Are Courts Baby-Sitting our Democracy?
The judicial sphere of government seems to be the only one our people really trust.
The Constitutional Court’s judgment on the upgrades to President Jacob Zuma’s private residence at Nkandla, KwaZulu-Natal, cemented the decline of both the executive and the legislative spheres of government. It is often forgotten that the court found Parliament also wanting for failing to keep the Executive in check.
MPs operate under pressure to be loyal to their party. In our electoral system, MPs join parliament based on political party lists. The higher one ranks on the list, the better the chance of becoming an MP, depending on the percentage of votes the respective party won in the national election.
But while they represent their party, the oath they take as MPs is to serve the people of South Africa — not party directives when they get there.
In fact, arguably our Constitution renders whipping (parties instructing MPs how to vote in parliament) illegal when it comes to matters of legislative duties. The imperative of serving the people overrides the contracts the MPs have with their respective political parties, and so they must vote according to their consciences—especially when the party line strays from the Constitution of the Republic.

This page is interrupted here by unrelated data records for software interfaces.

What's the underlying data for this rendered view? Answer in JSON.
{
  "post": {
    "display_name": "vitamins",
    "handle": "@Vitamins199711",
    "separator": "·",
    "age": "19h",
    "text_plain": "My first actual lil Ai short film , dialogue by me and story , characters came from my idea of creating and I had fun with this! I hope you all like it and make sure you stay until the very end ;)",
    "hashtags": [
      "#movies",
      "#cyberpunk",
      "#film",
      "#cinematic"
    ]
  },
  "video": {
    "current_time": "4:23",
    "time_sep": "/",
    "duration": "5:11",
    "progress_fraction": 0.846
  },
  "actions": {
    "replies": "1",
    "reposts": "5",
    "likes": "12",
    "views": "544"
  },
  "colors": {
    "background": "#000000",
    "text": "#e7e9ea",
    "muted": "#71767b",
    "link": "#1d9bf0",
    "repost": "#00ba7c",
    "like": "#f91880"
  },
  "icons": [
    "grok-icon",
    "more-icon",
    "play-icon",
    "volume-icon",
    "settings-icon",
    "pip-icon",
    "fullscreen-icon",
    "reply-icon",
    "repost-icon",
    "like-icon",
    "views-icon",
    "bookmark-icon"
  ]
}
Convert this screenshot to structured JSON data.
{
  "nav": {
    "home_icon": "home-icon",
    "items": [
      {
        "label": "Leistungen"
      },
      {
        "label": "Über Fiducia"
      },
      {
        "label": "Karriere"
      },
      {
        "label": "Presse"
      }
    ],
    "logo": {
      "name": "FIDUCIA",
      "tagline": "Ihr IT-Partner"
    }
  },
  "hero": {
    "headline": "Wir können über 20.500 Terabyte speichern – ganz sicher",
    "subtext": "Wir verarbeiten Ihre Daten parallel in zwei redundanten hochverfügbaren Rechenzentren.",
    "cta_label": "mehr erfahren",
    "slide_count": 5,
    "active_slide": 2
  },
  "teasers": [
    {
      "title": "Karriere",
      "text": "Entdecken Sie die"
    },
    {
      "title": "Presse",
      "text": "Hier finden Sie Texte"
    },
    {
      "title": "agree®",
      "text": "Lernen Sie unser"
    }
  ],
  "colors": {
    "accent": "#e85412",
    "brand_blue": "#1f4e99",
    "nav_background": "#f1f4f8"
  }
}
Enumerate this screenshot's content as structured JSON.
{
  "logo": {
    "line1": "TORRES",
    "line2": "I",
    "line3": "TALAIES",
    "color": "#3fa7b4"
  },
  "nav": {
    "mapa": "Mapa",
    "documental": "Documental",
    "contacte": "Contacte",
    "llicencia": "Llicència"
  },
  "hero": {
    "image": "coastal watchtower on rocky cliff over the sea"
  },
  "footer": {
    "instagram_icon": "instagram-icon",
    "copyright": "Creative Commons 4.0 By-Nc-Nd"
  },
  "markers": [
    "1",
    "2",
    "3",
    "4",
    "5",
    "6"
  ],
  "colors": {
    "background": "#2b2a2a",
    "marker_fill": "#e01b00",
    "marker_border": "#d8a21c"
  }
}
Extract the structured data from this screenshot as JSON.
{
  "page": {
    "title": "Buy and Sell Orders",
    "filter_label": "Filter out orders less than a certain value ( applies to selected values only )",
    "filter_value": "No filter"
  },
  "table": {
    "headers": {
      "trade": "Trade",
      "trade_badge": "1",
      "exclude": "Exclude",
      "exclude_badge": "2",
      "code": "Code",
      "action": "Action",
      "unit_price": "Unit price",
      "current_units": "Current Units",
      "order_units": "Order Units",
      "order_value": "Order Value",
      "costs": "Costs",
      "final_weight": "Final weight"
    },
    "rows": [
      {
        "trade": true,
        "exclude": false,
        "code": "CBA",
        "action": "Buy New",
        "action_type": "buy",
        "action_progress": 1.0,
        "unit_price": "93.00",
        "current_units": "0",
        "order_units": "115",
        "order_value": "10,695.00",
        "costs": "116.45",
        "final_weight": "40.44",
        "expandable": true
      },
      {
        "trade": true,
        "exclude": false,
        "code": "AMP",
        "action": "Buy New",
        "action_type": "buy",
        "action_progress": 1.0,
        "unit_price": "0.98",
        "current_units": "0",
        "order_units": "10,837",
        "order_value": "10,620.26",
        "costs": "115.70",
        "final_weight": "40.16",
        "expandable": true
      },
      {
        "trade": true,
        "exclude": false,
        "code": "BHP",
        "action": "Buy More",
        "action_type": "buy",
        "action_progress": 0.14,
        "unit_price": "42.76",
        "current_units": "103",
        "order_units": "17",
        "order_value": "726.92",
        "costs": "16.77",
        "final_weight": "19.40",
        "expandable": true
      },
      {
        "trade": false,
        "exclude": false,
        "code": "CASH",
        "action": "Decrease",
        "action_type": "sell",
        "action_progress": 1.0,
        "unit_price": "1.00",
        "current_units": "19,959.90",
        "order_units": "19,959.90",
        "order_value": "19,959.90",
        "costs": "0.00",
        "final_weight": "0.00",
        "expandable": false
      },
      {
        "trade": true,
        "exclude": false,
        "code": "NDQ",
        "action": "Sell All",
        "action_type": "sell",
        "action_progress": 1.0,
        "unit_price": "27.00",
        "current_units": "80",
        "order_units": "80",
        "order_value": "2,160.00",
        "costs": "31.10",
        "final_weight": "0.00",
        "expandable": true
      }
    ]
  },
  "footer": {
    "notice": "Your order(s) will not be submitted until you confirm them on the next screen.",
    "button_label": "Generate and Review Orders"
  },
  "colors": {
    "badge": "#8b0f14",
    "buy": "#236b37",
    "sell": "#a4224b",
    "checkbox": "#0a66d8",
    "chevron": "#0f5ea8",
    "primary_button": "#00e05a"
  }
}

But most MPs, for fear of victimisation and possibly losing their job, never vote against their party lines. Indeed, the constitutions of both the African National Congress and the Democratic Alliance promulgate automatic expulsion of their public representatives should they vote against the party line.
The United Democratic Movement — to which, full disclosure, I belong — believes such promulgations are not only unconstitutional but also illegal. This why the UDM, with other opposition parties, applied to the Constitutional Court to compel the speaker of parliament to exercise her constitutionally mandated discretion to adopt a secret ballot system during the vote for the Motion of No Confidence vote in parliament.
This is not the only issue on which our judiciary has to arbitrate on matters of government.
Last month the DA successfully approached the High Court to compel President Zuma to explain the “rationality” behind his recent reshuffle of the cabinet.
Our Constitution provides the president with discretionary powers to appoint and dismiss ministers, but his exercise of those powers must also be rational. And it falls upon the one holding public office to demonstrate the rationale behind their actions, otherwise any citizen has the right to challenge by legal review the actions of the public representative, including the president and the speaker of parliament.
Organisation for Religious Education and Democracy (OGOD)
But it’s not all about government in our courts. Religion also features.
Of urgent interest to the faith community is a much-awaited case in the Gauteng High Court that began in mid-May: the Organisasie vir Godsdienste-Onderrig en Demokrasie (OGOD) v Laerskool Randhart & Others.
The Afrikaans acronym OGOD translates into Organisation for Religions Education and Democracy. The organisation is taking on six public schools to prohibit them from identifying themselves as Christian and to outlaw their Christian practices. It also wants the court to declare that it’s unconstitutional for “any public school” to commit to or permit any religious observance.
So OGOD doesn’t want God in schools.
The Constitution allows for religious observances when all the constitutional requirements are met — in Section 15(2), since you ask.
Such observances must, of course, follow rules made by the appropriate public authorities, be conducted on an equitable basis, and attendance must be voluntary.
Religious observances have also been protected by our courts where pupils in public schools wanted to wear religious attire. This is in contrast to European countries like France which are strictly secular states, and where the wearing of religious symbols in official spaces is a problem.
South African law and case law clearly protect the right to religious freedom and equality. These are upheld when all religions are treated the same in public schools.
In light of the allowance of religious observances under Section 15, and the fact that South Africa is not a strictly secular state, I take the view that religion should be allowed in public schools.
By the time you read this, we may know what the courts say.